■ **Instructions to follow**
Beginning with the line that has "Enumerate this screenshot's" and ending with the line that has "What data populates", retype the entries below exactly, except for the pictures.

■ **Material provided**
........
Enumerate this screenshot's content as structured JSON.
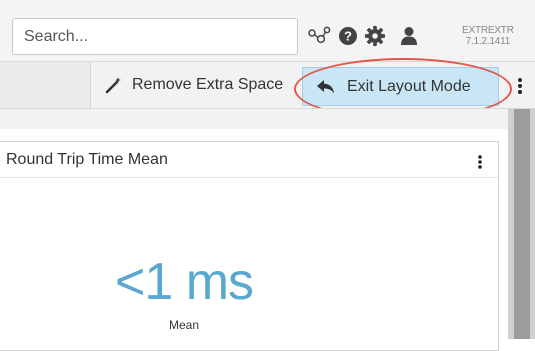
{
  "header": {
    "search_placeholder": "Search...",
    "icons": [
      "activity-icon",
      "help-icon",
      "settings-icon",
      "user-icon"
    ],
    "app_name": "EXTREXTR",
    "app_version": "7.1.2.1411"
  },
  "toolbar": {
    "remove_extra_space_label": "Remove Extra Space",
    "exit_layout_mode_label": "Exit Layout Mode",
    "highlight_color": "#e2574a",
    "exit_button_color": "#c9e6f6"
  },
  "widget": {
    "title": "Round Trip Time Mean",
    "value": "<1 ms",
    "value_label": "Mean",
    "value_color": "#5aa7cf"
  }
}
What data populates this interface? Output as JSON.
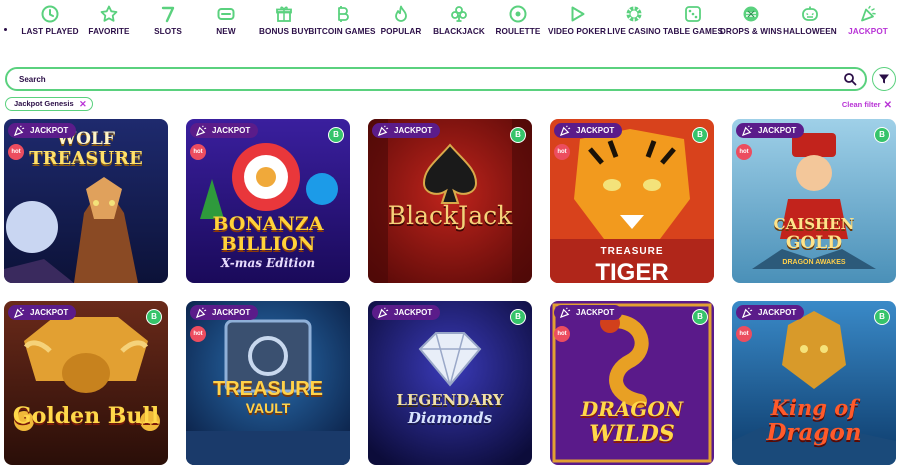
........
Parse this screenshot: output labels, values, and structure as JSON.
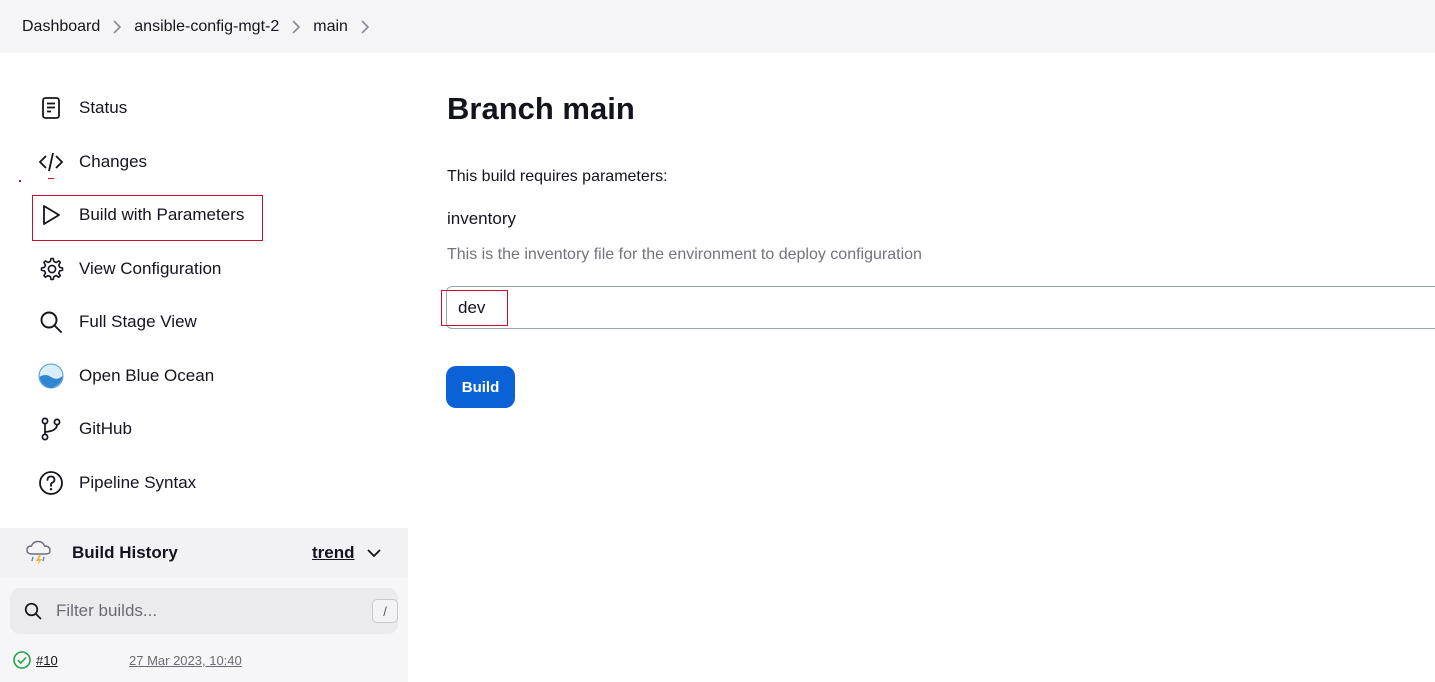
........
■ **Written response**
Enumerate this screenshot's content as structured JSON.
{
  "header": {
    "search_placeholder": "Search...",
    "icons": [
      "activity-icon",
      "help-icon",
      "settings-icon",
      "user-icon"
    ],
    "app_name": "EXTREXTR",
    "app_version": "7.1.2.1411"
  },
  "toolbar": {
    "remove_extra_space_label": "Remove Extra Space",
    "exit_layout_mode_label": "Exit Layout Mode",
    "highlight_color": "#e2574a",
    "exit_button_color": "#c9e6f6"
  },
  "widget": {
    "title": "Round Trip Time Mean",
    "value": "<1 ms",
    "value_label": "Mean",
    "value_color": "#5aa7cf"
  }
}
What data populates this interface? Output as JSON.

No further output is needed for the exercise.